We’ve been working in the security industry since 1976 and partner with only the best brands. Our MLA-approved locksmiths can advise you on the best type of system for your property by helping you assess your security needs and requirements.

Because an access control system operates the locking and unlocking mechanism of your door, installation must be completed properly by someone with detailed knowledge of how these systems work.

We are SSAIB-approved installers and can work with all types of access control systems including intercom, proximity fob, card swipe, and keypad. We also offer biometric systems that use fingerprints or retina scans.

Access control systems are very reliable and will last a long time. But like any technology, they require periodic maintenance to continue working as they should.

We conduct annual servicing to keep your system working well and give it a full check including checking the battery strength, power supply, and connections.

While generally very reliable, sometimes problems may occur with access control systems that can potentially compromise the security of your property.

Common issues include simple wear and tear or faults with the power supply or batteries, and to preserve the security of your property, you need to get the problems fixed ASAP.

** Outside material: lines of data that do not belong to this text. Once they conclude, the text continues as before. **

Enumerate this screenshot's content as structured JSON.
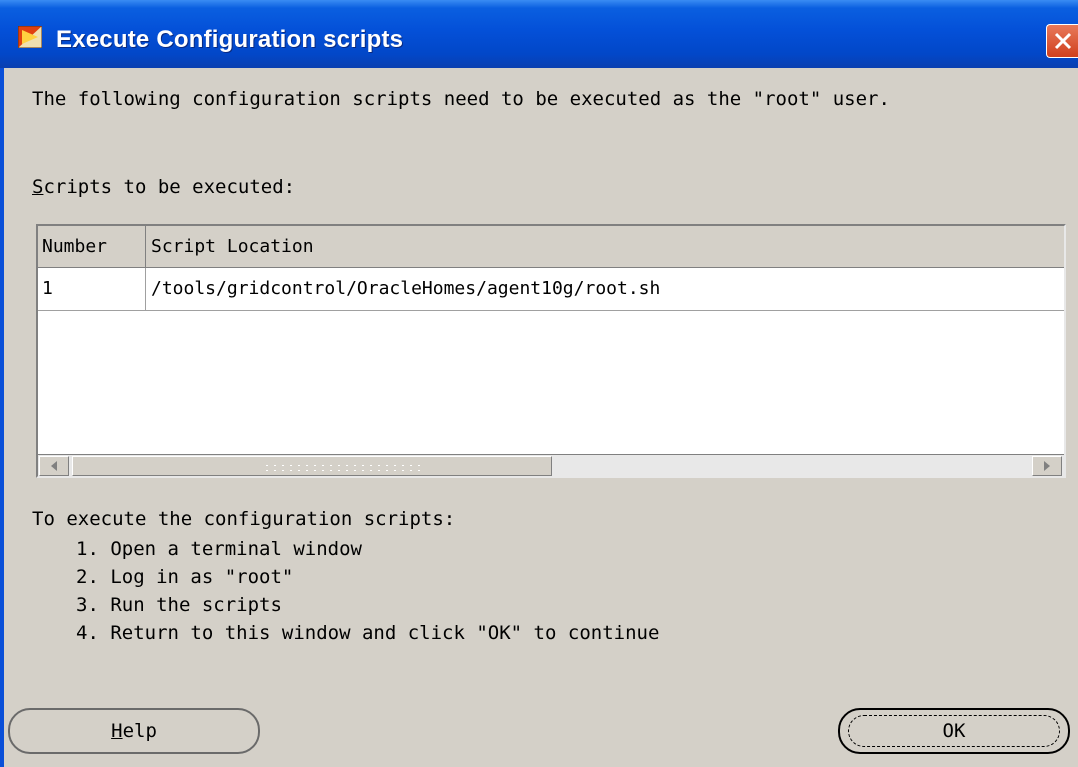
{
  "window": {
    "title": "Execute Configuration scripts",
    "close_icon": "close-icon",
    "app_icon": "installer-icon",
    "accent_color": "#0450d8"
  },
  "intro_text": "The following configuration scripts need to be executed as the \"root\" user.",
  "scripts_label": "Scripts to be executed:",
  "scripts_label_mnemonic": "S",
  "scripts_label_rest": "cripts to be executed:",
  "table": {
    "columns": [
      "Number",
      "Script Location"
    ],
    "rows": [
      {
        "number": "1",
        "location": "/tools/gridcontrol/OracleHomes/agent10g/root.sh"
      }
    ]
  },
  "instructions": {
    "heading": "To execute the configuration scripts:",
    "steps": [
      "1. Open a terminal window",
      "2. Log in as \"root\"",
      "3. Run the scripts",
      "4. Return to this window and click \"OK\" to continue"
    ]
  },
  "buttons": {
    "help_label": "Help",
    "help_mnemonic": "H",
    "help_rest": "elp",
    "ok_label": "OK"
  }
}
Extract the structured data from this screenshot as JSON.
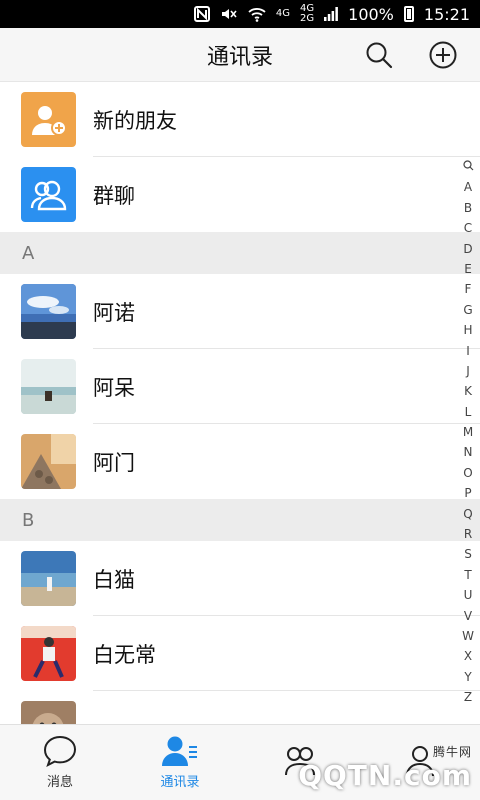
{
  "status_bar": {
    "network_top": "4G",
    "network_bottom": "4G",
    "network_small": "2G",
    "battery": "100%",
    "time": "15:21"
  },
  "header": {
    "title": "通讯录",
    "search_icon": "search-icon",
    "add_icon": "add-circle-icon"
  },
  "colors": {
    "new_friends": "#f0a44a",
    "group_chat": "#2b90f0",
    "accent": "#1e88e5",
    "section_bg": "#ececec"
  },
  "top_items": [
    {
      "label": "新的朋友",
      "icon": "add-friend-icon"
    },
    {
      "label": "群聊",
      "icon": "group-icon"
    }
  ],
  "sections": [
    {
      "letter": "A",
      "contacts": [
        {
          "name": "阿诺"
        },
        {
          "name": "阿呆"
        },
        {
          "name": "阿门"
        }
      ]
    },
    {
      "letter": "B",
      "contacts": [
        {
          "name": "白猫"
        },
        {
          "name": "白无常"
        },
        {
          "name": ""
        }
      ]
    }
  ],
  "index": [
    "A",
    "B",
    "C",
    "D",
    "E",
    "F",
    "G",
    "H",
    "I",
    "J",
    "K",
    "L",
    "M",
    "N",
    "O",
    "P",
    "Q",
    "R",
    "S",
    "T",
    "U",
    "V",
    "W",
    "X",
    "Y",
    "Z"
  ],
  "tabbar": [
    {
      "label": "消息",
      "icon": "chat-bubble-icon",
      "active": false
    },
    {
      "label": "通讯录",
      "icon": "contacts-icon",
      "active": true
    },
    {
      "label": "",
      "icon": "discover-icon",
      "active": false
    },
    {
      "label": "",
      "icon": "profile-icon",
      "active": false
    }
  ],
  "watermark": {
    "text": "QQTN.com",
    "small": "腾牛网"
  }
}
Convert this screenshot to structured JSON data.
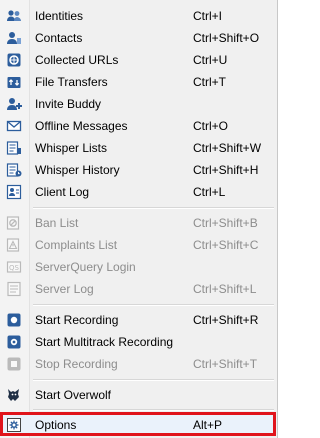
{
  "menu": {
    "items": [
      {
        "label": "Identities",
        "shortcut": "Ctrl+I",
        "icon": "identities-icon",
        "enabled": true
      },
      {
        "label": "Contacts",
        "shortcut": "Ctrl+Shift+O",
        "icon": "contacts-icon",
        "enabled": true
      },
      {
        "label": "Collected URLs",
        "shortcut": "Ctrl+U",
        "icon": "urls-icon",
        "enabled": true
      },
      {
        "label": "File Transfers",
        "shortcut": "Ctrl+T",
        "icon": "file-transfer-icon",
        "enabled": true
      },
      {
        "label": "Invite Buddy",
        "shortcut": "",
        "icon": "invite-buddy-icon",
        "enabled": true
      },
      {
        "label": "Offline Messages",
        "shortcut": "Ctrl+O",
        "icon": "envelope-icon",
        "enabled": true
      },
      {
        "label": "Whisper Lists",
        "shortcut": "Ctrl+Shift+W",
        "icon": "whisper-lists-icon",
        "enabled": true
      },
      {
        "label": "Whisper History",
        "shortcut": "Ctrl+Shift+H",
        "icon": "whisper-history-icon",
        "enabled": true
      },
      {
        "label": "Client Log",
        "shortcut": "Ctrl+L",
        "icon": "client-log-icon",
        "enabled": true
      },
      {
        "label": "Ban List",
        "shortcut": "Ctrl+Shift+B",
        "icon": "ban-list-icon",
        "enabled": false
      },
      {
        "label": "Complaints List",
        "shortcut": "Ctrl+Shift+C",
        "icon": "complaints-icon",
        "enabled": false
      },
      {
        "label": "ServerQuery Login",
        "shortcut": "",
        "icon": "serverquery-icon",
        "enabled": false
      },
      {
        "label": "Server Log",
        "shortcut": "Ctrl+Shift+L",
        "icon": "server-log-icon",
        "enabled": false
      },
      {
        "label": "Start Recording",
        "shortcut": "Ctrl+Shift+R",
        "icon": "record-icon",
        "enabled": true
      },
      {
        "label": "Start Multitrack Recording",
        "shortcut": "",
        "icon": "multitrack-record-icon",
        "enabled": true
      },
      {
        "label": "Stop Recording",
        "shortcut": "Ctrl+Shift+T",
        "icon": "stop-record-icon",
        "enabled": false
      },
      {
        "label": "Start Overwolf",
        "shortcut": "",
        "icon": "overwolf-icon",
        "enabled": true
      },
      {
        "label": "Options",
        "shortcut": "Alt+P",
        "icon": "options-icon",
        "enabled": true
      }
    ]
  },
  "colors": {
    "highlight_border": "#e0141b",
    "icon_blue": "#2c5d9c",
    "disabled_text": "#8d8d8d"
  }
}
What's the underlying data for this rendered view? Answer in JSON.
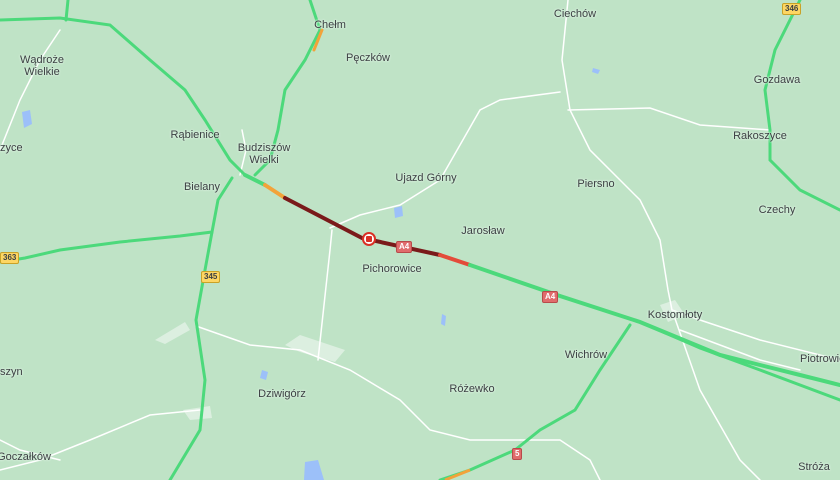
{
  "map": {
    "colors": {
      "background": "#bfe3c6",
      "road_green": "#4cd97b",
      "road_orange": "#f2a33a",
      "road_red": "#e34b3a",
      "road_darkred": "#7a1a1a",
      "minor_road": "#ffffff",
      "water": "#9cc0f9"
    },
    "places": [
      {
        "name": "Chełm"
      },
      {
        "name": "Ciechów"
      },
      {
        "name": "Wądroże\nWielkie"
      },
      {
        "name": "Pęczków"
      },
      {
        "name": "Gozdawa"
      },
      {
        "name": "Rąbienice"
      },
      {
        "name": "Budziszów\nWielki"
      },
      {
        "name": "zyce"
      },
      {
        "name": "Rakoszyce"
      },
      {
        "name": "Bielany"
      },
      {
        "name": "Ujazd Górny"
      },
      {
        "name": "Piersno"
      },
      {
        "name": "Czechy"
      },
      {
        "name": "Jarosław"
      },
      {
        "name": "Pichorowice"
      },
      {
        "name": "Kostomłoty"
      },
      {
        "name": "Piotrowic"
      },
      {
        "name": "Wichrów"
      },
      {
        "name": "szyn"
      },
      {
        "name": "Dziwigórz"
      },
      {
        "name": "Różewko"
      },
      {
        "name": "Goczałków"
      },
      {
        "name": "Stróża"
      }
    ],
    "shields": [
      {
        "label": "346",
        "style": "yellow"
      },
      {
        "label": "363",
        "style": "yellow"
      },
      {
        "label": "345",
        "style": "yellow"
      },
      {
        "label": "A4",
        "style": "red"
      },
      {
        "label": "A4",
        "style": "red"
      },
      {
        "label": "5",
        "style": "red"
      }
    ],
    "incident": {
      "icon": "road-closure-icon"
    }
  }
}
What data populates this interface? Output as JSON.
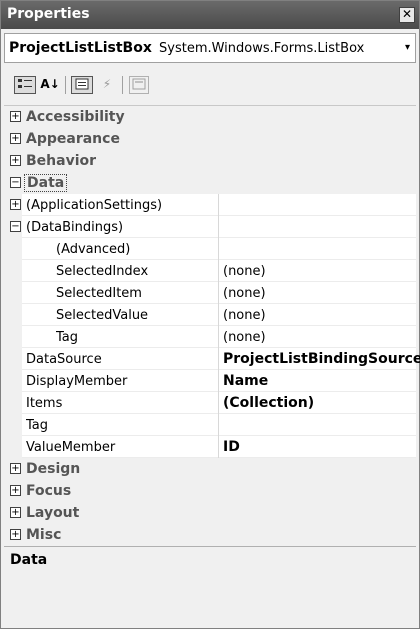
{
  "window": {
    "title": "Properties",
    "close_glyph": "✕"
  },
  "object_selector": {
    "name": "ProjectListListBox",
    "type": "System.Windows.Forms.ListBox",
    "dropdown_glyph": "▾"
  },
  "toolbar": {
    "categorized_icon": "categorized-icon",
    "alphabetical_label": "A↓",
    "properties_icon": "properties-icon",
    "events_glyph": "⚡",
    "property_pages_icon": "property-pages-icon"
  },
  "grid": {
    "rows": [
      {
        "kind": "category",
        "label": "Accessibility",
        "expanded": false
      },
      {
        "kind": "category",
        "label": "Appearance",
        "expanded": false
      },
      {
        "kind": "category",
        "label": "Behavior",
        "expanded": false
      },
      {
        "kind": "category",
        "label": "Data",
        "expanded": true,
        "selected": true
      },
      {
        "kind": "property",
        "name": "(ApplicationSettings)",
        "value": "",
        "expander": "+"
      },
      {
        "kind": "property",
        "name": "(DataBindings)",
        "value": "",
        "expander": "−"
      },
      {
        "kind": "subproperty",
        "name": "(Advanced)",
        "value": ""
      },
      {
        "kind": "subproperty",
        "name": "SelectedIndex",
        "value": "(none)"
      },
      {
        "kind": "subproperty",
        "name": "SelectedItem",
        "value": "(none)"
      },
      {
        "kind": "subproperty",
        "name": "SelectedValue",
        "value": "(none)"
      },
      {
        "kind": "subproperty",
        "name": "Tag",
        "value": "(none)"
      },
      {
        "kind": "property",
        "name": "DataSource",
        "value": "ProjectListBindingSource",
        "bold": true
      },
      {
        "kind": "property",
        "name": "DisplayMember",
        "value": "Name",
        "bold": true
      },
      {
        "kind": "property",
        "name": "Items",
        "value": "(Collection)",
        "bold": true
      },
      {
        "kind": "property",
        "name": "Tag",
        "value": ""
      },
      {
        "kind": "property",
        "name": "ValueMember",
        "value": "ID",
        "bold": true
      },
      {
        "kind": "category",
        "label": "Design",
        "expanded": false
      },
      {
        "kind": "category",
        "label": "Focus",
        "expanded": false
      },
      {
        "kind": "category",
        "label": "Layout",
        "expanded": false
      },
      {
        "kind": "category",
        "label": "Misc",
        "expanded": false
      }
    ]
  },
  "description": {
    "title": "Data"
  }
}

We operate a 24-hour emergency service run by qualified security specialist engineers who understand access systems and can resolve issues efficiently and effectively.

Contact us here or call us on 0800 612 9799 for a quick consultation and more information on access control systems and how to choose the right one for your property!

Photo by Evgeniy Alyoshin on Unsplash